Holy Trinity School, Richmond Hill, Ontario, CANADA
Microformats such as Twitter tweets, Facebook status updates, and news headlines represent the fastest growing information medium; in fact the number of tweets published each day is growing by a factor of over 100 each year. However, microsearch, or search over very short document like tweets, is particularly difficult because length constraints limit the number of words, and hence number of possible search terms, in each document, causing a problem called lexical mismatch. In this project, a novel language modelling information retrieval algorithm for microsearch called "Apodora" was developed, using limiting distributions of Markov chain-like stochastic processes as a means of semantic smoothing and weighted document expansion. Apodora identifies contextual statistical relationships that exist in the semantics of words and exploits these to reduce the impact of the choice of query terms on the search results.

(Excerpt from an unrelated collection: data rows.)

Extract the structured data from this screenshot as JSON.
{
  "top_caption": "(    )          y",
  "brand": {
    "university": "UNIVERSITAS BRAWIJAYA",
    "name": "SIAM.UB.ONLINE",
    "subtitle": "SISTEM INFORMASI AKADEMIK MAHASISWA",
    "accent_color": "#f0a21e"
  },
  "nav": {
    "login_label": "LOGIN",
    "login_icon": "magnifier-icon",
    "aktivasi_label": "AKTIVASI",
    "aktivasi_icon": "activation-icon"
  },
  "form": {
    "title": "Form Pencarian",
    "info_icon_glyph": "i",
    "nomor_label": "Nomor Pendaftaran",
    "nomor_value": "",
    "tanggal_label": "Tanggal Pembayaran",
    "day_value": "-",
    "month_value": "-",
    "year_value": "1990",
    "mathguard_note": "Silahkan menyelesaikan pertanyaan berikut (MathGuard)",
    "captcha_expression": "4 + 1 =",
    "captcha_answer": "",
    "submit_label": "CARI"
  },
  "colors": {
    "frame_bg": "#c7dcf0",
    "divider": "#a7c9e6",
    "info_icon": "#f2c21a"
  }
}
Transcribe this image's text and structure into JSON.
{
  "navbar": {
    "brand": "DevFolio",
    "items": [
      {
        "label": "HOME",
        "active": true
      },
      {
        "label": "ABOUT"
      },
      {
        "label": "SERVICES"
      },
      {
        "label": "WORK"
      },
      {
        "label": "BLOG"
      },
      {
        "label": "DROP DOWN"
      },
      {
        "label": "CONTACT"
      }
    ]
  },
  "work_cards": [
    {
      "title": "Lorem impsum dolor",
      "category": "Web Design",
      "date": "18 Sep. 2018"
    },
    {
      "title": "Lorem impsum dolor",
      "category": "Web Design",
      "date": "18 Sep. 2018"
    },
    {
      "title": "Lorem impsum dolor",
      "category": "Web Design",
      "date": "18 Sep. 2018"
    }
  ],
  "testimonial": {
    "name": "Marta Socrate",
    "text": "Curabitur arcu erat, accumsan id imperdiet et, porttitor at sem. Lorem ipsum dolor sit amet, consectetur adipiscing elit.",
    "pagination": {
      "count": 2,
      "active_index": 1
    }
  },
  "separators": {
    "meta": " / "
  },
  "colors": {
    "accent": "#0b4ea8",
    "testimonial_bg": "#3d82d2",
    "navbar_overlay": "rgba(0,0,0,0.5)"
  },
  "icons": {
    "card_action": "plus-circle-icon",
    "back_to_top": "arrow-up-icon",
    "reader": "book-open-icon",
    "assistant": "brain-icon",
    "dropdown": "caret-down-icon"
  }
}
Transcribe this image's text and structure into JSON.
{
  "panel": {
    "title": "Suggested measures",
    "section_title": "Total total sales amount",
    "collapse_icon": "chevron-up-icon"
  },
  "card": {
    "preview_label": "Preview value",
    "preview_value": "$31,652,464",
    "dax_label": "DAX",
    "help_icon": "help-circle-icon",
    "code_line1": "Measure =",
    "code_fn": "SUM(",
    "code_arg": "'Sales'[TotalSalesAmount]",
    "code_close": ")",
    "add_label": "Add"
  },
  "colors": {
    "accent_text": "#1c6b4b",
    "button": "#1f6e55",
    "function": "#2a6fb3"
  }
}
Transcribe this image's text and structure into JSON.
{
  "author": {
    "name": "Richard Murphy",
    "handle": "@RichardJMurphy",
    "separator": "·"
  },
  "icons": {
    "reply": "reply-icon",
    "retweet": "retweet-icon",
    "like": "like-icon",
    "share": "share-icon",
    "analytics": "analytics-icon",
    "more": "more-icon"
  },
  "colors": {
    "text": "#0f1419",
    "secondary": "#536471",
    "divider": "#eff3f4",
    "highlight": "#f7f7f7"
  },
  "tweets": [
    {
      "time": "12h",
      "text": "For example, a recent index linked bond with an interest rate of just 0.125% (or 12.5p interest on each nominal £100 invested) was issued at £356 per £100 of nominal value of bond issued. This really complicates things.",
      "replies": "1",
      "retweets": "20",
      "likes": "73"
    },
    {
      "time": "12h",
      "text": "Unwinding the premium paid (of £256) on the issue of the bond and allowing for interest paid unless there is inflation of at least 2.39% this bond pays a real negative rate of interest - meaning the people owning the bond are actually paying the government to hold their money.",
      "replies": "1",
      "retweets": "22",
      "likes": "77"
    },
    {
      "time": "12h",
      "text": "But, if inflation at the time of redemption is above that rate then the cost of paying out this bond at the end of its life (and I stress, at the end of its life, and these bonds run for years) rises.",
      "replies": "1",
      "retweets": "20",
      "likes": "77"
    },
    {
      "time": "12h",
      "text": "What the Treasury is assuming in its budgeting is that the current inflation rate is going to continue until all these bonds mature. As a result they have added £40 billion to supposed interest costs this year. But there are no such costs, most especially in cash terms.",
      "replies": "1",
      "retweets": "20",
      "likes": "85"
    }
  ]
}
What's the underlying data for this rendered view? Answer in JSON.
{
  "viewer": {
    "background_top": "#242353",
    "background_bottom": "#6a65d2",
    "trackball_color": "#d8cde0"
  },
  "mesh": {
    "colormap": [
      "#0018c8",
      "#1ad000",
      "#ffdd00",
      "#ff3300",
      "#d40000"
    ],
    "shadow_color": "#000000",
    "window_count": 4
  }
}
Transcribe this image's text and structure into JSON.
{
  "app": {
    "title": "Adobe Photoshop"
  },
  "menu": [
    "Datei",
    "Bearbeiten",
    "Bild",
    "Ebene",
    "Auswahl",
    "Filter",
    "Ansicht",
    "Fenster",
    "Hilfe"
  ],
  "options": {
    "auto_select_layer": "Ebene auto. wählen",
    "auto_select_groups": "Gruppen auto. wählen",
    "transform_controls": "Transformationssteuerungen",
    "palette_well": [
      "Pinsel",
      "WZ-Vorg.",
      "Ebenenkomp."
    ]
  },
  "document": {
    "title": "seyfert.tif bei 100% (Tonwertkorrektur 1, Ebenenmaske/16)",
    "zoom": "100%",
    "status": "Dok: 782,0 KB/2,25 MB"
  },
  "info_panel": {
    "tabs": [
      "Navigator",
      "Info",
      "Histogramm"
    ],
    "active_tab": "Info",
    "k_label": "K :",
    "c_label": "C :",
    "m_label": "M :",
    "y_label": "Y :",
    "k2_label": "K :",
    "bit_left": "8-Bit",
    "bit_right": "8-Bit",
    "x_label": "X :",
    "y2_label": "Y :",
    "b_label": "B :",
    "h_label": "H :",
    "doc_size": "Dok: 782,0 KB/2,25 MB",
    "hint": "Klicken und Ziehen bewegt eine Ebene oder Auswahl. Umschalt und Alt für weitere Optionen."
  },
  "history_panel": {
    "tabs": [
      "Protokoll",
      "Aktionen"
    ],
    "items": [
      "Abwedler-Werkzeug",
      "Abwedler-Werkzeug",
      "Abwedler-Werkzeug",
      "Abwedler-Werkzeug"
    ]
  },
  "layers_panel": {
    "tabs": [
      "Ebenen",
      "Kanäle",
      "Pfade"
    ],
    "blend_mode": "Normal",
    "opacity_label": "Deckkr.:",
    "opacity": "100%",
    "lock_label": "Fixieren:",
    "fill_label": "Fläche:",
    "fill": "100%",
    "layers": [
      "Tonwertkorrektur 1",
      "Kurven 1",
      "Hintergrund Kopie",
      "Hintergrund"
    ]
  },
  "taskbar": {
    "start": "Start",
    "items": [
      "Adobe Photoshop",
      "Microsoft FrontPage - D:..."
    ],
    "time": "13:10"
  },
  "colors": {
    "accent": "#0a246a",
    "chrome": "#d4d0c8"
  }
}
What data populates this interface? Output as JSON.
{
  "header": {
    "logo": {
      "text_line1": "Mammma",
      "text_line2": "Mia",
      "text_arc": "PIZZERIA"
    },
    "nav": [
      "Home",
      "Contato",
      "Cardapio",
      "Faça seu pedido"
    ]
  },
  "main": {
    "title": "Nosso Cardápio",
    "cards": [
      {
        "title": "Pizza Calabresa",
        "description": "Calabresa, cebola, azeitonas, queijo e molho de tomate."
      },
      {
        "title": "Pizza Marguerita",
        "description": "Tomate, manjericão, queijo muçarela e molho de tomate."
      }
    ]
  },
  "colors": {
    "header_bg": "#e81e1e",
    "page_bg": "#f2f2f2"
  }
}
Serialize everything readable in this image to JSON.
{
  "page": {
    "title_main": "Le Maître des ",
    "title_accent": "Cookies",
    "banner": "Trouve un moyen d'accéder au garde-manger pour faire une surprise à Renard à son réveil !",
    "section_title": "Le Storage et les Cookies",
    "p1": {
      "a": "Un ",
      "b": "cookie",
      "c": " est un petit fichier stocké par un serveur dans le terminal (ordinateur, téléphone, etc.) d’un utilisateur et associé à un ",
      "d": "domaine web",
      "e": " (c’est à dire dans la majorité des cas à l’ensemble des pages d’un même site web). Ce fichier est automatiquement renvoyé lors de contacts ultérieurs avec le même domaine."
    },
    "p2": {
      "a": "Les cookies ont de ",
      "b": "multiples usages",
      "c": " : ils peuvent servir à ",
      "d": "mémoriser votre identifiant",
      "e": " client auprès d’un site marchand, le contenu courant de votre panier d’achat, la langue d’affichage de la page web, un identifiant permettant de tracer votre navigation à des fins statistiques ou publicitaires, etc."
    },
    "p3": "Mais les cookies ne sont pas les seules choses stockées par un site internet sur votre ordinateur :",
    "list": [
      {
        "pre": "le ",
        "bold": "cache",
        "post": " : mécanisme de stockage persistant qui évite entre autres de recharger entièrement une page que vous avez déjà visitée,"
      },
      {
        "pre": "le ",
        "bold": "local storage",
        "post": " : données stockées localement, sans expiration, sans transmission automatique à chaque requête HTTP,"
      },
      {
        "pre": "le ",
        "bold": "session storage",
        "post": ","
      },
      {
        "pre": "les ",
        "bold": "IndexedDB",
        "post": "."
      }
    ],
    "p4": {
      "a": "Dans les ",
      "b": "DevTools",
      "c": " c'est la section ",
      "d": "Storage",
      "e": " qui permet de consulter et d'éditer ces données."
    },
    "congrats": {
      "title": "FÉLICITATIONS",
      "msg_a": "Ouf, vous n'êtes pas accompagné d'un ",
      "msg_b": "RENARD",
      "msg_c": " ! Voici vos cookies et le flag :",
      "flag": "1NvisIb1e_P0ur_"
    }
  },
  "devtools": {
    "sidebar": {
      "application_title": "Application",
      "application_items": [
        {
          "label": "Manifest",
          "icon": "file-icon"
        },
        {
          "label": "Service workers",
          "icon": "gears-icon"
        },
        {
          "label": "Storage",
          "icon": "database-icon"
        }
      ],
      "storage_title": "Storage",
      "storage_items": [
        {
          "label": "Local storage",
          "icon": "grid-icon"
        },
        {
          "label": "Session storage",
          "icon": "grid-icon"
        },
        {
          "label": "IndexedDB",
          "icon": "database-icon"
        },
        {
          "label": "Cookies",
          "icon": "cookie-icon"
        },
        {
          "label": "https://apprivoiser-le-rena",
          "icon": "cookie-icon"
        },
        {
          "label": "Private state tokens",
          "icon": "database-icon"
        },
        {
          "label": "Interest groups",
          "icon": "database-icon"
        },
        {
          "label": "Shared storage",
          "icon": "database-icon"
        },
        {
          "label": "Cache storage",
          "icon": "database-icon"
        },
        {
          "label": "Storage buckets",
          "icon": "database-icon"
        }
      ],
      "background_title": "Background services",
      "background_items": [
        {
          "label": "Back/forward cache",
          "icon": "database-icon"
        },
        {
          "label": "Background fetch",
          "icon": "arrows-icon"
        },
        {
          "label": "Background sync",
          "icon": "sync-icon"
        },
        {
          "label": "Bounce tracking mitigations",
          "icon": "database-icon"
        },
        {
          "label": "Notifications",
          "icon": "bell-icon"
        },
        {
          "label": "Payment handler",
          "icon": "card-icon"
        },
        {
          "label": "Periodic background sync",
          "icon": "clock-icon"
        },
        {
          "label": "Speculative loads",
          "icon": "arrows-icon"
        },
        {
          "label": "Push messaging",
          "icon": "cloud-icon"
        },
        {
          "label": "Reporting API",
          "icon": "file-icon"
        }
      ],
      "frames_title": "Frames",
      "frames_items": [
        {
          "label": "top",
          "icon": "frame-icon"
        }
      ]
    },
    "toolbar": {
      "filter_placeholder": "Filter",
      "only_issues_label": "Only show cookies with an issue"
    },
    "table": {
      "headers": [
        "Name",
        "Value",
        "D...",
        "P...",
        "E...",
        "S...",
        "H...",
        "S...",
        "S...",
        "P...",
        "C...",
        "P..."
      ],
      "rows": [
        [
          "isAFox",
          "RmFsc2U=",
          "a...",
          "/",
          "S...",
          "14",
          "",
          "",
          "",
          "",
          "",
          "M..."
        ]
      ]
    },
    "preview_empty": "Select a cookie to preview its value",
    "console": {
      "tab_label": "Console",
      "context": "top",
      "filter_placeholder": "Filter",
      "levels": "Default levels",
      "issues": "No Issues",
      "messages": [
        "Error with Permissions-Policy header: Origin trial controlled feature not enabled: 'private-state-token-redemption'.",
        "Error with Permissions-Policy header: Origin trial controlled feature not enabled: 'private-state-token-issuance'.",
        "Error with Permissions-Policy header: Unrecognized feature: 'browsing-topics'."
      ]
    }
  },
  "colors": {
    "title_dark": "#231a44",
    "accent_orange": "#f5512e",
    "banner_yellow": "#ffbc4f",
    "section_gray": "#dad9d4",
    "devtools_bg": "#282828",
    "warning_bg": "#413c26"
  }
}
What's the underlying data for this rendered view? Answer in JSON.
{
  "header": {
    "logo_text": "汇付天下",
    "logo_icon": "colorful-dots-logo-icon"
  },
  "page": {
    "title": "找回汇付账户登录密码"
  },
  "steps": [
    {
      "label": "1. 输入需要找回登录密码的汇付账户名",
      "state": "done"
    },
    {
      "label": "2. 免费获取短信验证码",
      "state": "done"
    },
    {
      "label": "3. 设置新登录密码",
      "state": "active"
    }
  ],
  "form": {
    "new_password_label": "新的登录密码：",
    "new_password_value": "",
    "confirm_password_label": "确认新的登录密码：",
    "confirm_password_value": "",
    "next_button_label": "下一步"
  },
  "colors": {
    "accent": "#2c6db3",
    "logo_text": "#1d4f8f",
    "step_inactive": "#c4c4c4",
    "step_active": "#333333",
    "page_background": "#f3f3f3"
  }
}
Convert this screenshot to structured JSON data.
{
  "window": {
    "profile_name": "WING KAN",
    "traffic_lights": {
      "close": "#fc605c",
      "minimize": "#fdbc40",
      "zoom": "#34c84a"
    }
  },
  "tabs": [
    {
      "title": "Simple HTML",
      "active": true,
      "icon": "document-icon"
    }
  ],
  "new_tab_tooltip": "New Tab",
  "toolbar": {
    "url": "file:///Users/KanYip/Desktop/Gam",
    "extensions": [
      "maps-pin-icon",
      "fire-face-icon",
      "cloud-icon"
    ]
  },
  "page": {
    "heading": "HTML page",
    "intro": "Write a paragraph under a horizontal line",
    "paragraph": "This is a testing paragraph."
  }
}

A theoretical framework motivating the algorithm was formulated and proofs of convergence were established. Apodora was implemented in a scalable information retrieval system based on MapReduce techniques. When compared to the popular vector space model on the CACM Corpus, the system yielded results with approximately twice the precision. Using the new TREC 2011 Microblog corpus, Apodora exceeded the overall TREC median precisions and achieved the highest mean average precision of any published result that did not use a combination of algorithms or Twitter-specific metadata analysis. Apodora was shown to be a powerful information retrieval algorithm for general microsearch and has important applications in the socially and economically important microblog, news feed, and medical search industries.